Donnie Darko doesn’t start where you think it does. It starts with the timeless question, Why do bad things happen to good people? What good could there be, for example, in the random death of an innocent kid? Donnie Darko tackles this question by showing us what would have happened if said kid hadn’t died. Don’t worry–no spoilers here. It would be almost impossible to spoil a movie this alive with weird particularity. Too often, when we wonder about that innocent kid in the newspaper’s obit section, he remains an abstract good, his death an abstract injustice, the future he missed out on a vaguely imagined good future, doubtlessly preferable to his early end. Not so in Donnie Darko’s universe. Donnie’s world is full of miracles and odd homework assignments, family rancor and psychiatry sessions, strange gurus and neighbors. Everyone in this film is the center of his or her own world, which realistic touch makes it matter all the more when we see how their lives are affected by the life and death of that innocent kid. Donnie asks the timeless question. God answers in a bunny costume, and shows him the answer on a movie screen. Amazingly, the answer satisfies.
Archive for March, 2010
I expected this movie’s characters to come across as paper dolls, an effete outsider’s best guess at what a doomed suburban family looks like. And I have to say, after the first fight scene, outside the car at the rest stop, I was bracing for a very stage-y script and three hours of unconvincing sparks (for the convincing kind of stage-y sparks between husband and wife, check out Who’s Afraid of Virginia Woolf). (more…)
I’m a victim of my own good fortune, which is to say, I’ve been spoiled. Had I not recently burned through, or been burned through by, the first four seasons of Dexter, I might have walked away from 1999’s Minus Man with a greater appreciation of the originality with which the film treats its serial killer, Vann Siegert.

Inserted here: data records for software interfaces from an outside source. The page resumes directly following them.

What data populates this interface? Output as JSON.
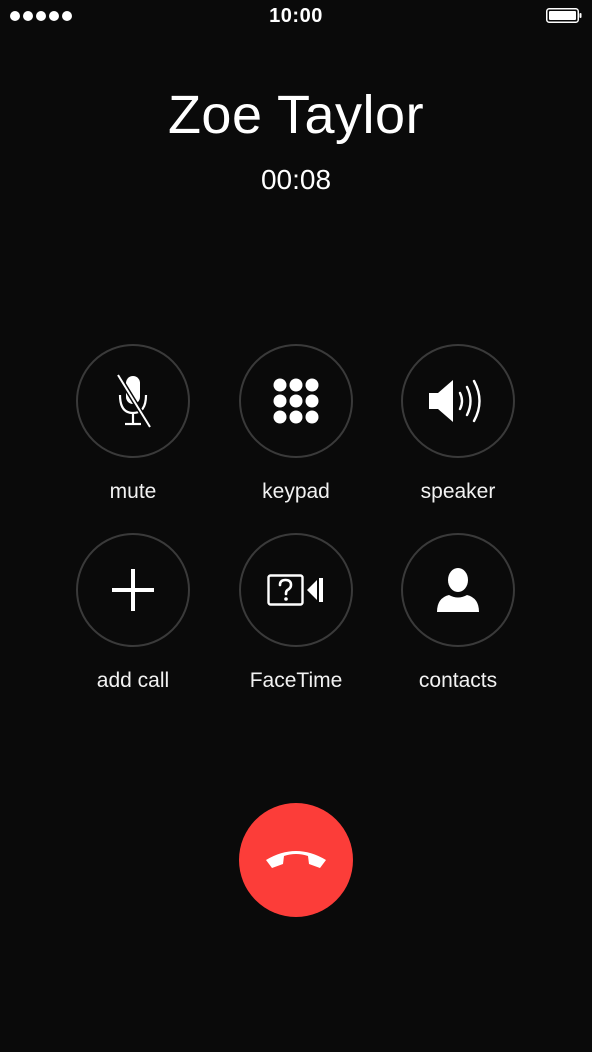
{
  "status_bar": {
    "time": "10:00",
    "signal_dots": 5,
    "battery_icon": "battery-full-icon"
  },
  "call": {
    "caller_name": "Zoe Taylor",
    "duration": "00:08"
  },
  "controls": [
    {
      "id": "mute",
      "label": "mute",
      "icon": "microphone-muted-icon"
    },
    {
      "id": "keypad",
      "label": "keypad",
      "icon": "keypad-grid-icon"
    },
    {
      "id": "speaker",
      "label": "speaker",
      "icon": "speaker-icon"
    },
    {
      "id": "add_call",
      "label": "add call",
      "icon": "plus-icon"
    },
    {
      "id": "facetime",
      "label": "FaceTime",
      "icon": "facetime-unknown-icon"
    },
    {
      "id": "contacts",
      "label": "contacts",
      "icon": "contact-person-icon"
    }
  ],
  "end_call": {
    "icon": "phone-hangup-icon"
  },
  "colors": {
    "background": "#0a0a0a",
    "end_call": "#fc3d39",
    "circle_border": "#3a3a3a",
    "text": "#ffffff"
  }
}
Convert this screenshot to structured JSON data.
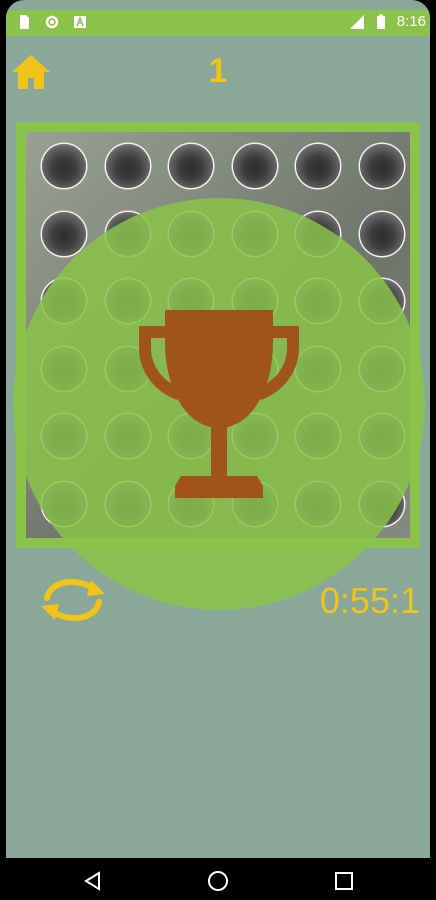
{
  "status_bar": {
    "time": "8:16",
    "left_icons": [
      "sd-card-icon",
      "settings-icon",
      "font-icon"
    ],
    "right_icons": [
      "signal-icon",
      "battery-icon"
    ],
    "color": "#8bc34a"
  },
  "header": {
    "home_icon": "home-icon",
    "level": "1"
  },
  "board": {
    "rows": 6,
    "cols": 6,
    "frame_color": "#8bc34a"
  },
  "overlay": {
    "icon": "trophy-icon",
    "trophy_color": "#a0541c",
    "circle_color": "#8bc34a"
  },
  "controls": {
    "restart_icon": "restart-icon",
    "timer": "0:55:1",
    "accent_color": "#f0c419"
  },
  "nav_bar": {
    "buttons": [
      "back-icon",
      "home-circle-icon",
      "recents-icon"
    ]
  }
}
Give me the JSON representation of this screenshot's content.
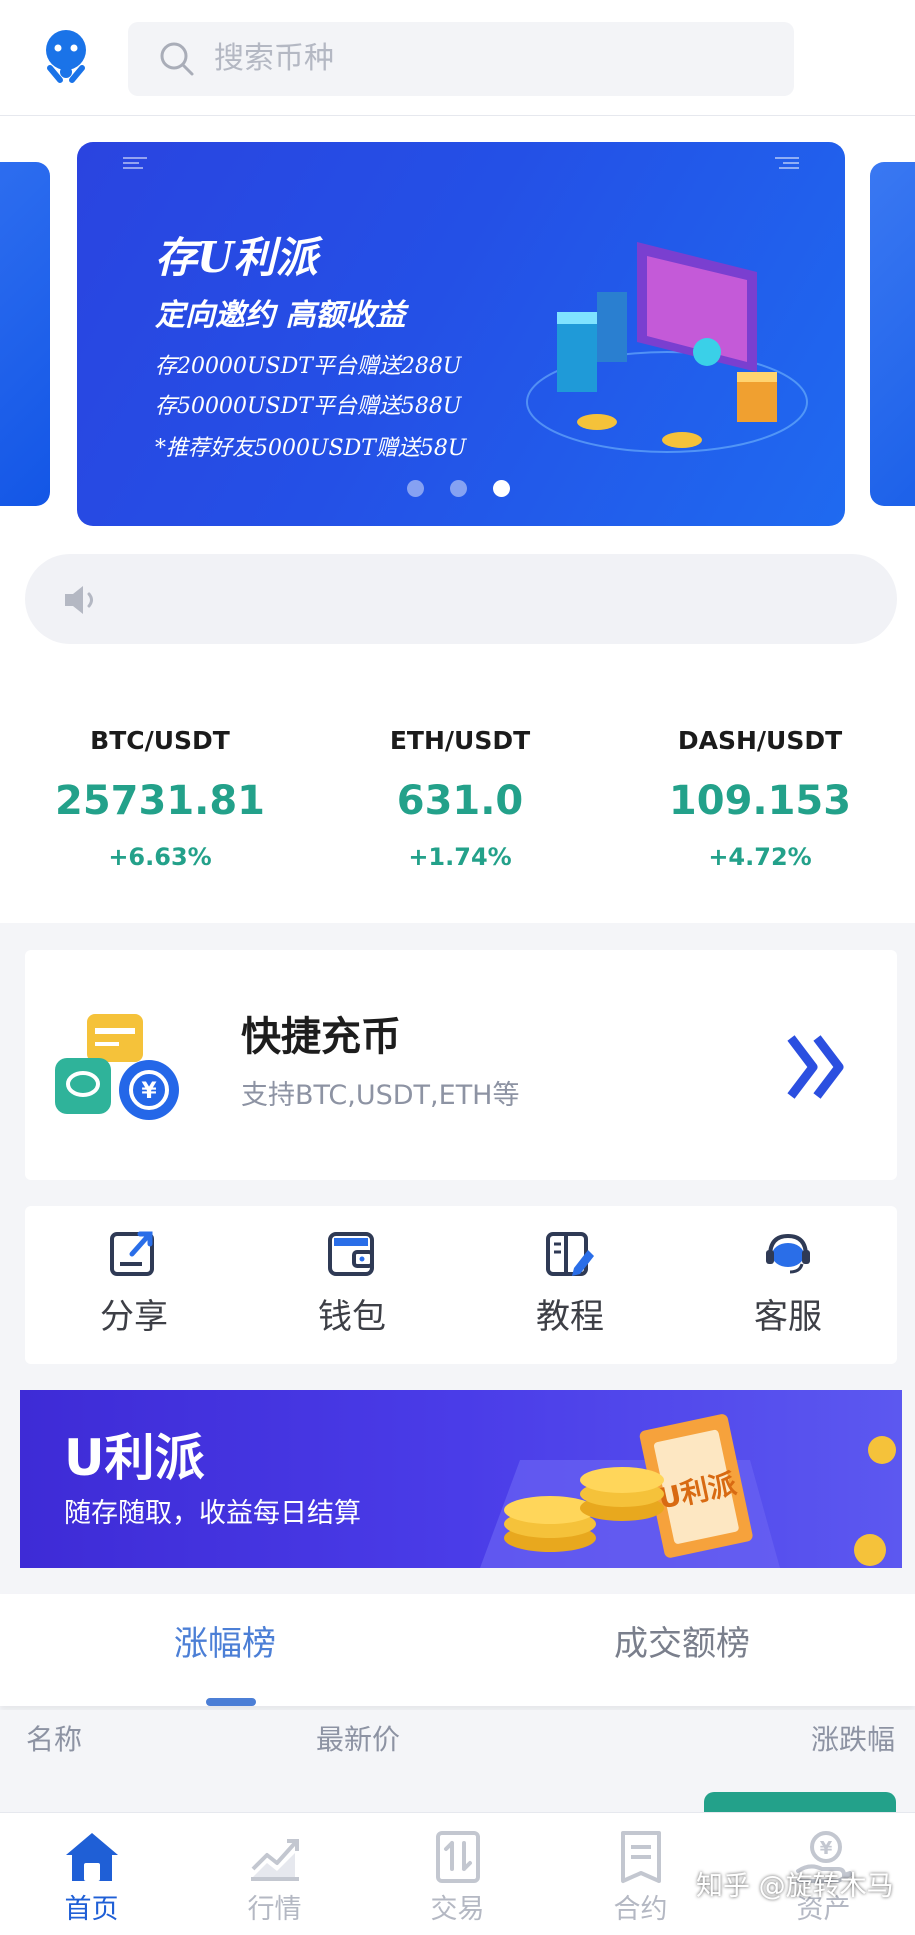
{
  "header": {
    "search_placeholder": "搜索币种"
  },
  "carousel": {
    "lines": [
      "存U利派",
      "定向邀约 高额收益",
      "存20000USDT平台赠送288U",
      "存50000USDT平台赠送588U",
      "*推荐好友5000USDT赠送58U"
    ],
    "dots": 3,
    "active_dot": 3
  },
  "tickers": [
    {
      "pair": "BTC/USDT",
      "price": "25731.81",
      "change": "+6.63%"
    },
    {
      "pair": "ETH/USDT",
      "price": "631.0",
      "change": "+1.74%"
    },
    {
      "pair": "DASH/USDT",
      "price": "109.153",
      "change": "+4.72%"
    }
  ],
  "quick_deposit": {
    "title": "快捷充币",
    "subtitle": "支持BTC,USDT,ETH等"
  },
  "shortcuts": [
    {
      "label": "分享",
      "icon": "share-icon"
    },
    {
      "label": "钱包",
      "icon": "wallet-icon"
    },
    {
      "label": "教程",
      "icon": "tutorial-icon"
    },
    {
      "label": "客服",
      "icon": "headset-icon"
    }
  ],
  "promo": {
    "title": "U利派",
    "subtitle": "随存随取，收益每日结算",
    "ticket_text": "U利派"
  },
  "rank_tabs": {
    "tabs": [
      "涨幅榜",
      "成交额榜"
    ],
    "active": 0
  },
  "columns": [
    "名称",
    "最新价",
    "涨跌幅"
  ],
  "bottom_nav": [
    {
      "label": "首页",
      "icon": "home-icon",
      "active": true
    },
    {
      "label": "行情",
      "icon": "market-chart-icon",
      "active": false
    },
    {
      "label": "交易",
      "icon": "trade-icon",
      "active": false
    },
    {
      "label": "合约",
      "icon": "contract-icon",
      "active": false
    },
    {
      "label": "资产",
      "icon": "assets-icon",
      "active": false
    }
  ],
  "watermark": "知乎 @旋转木马",
  "colors": {
    "accent_blue": "#1f5fd6",
    "up_green": "#23a18a",
    "tab_blue": "#4c7fd6",
    "promo_purple": "#4a3ce8"
  }
}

On its own merits, the movie does provide many pleasures, but in each case, a gremlin of inconsistency sneaks into the picture. I owe you several examples, so here goes: (more…)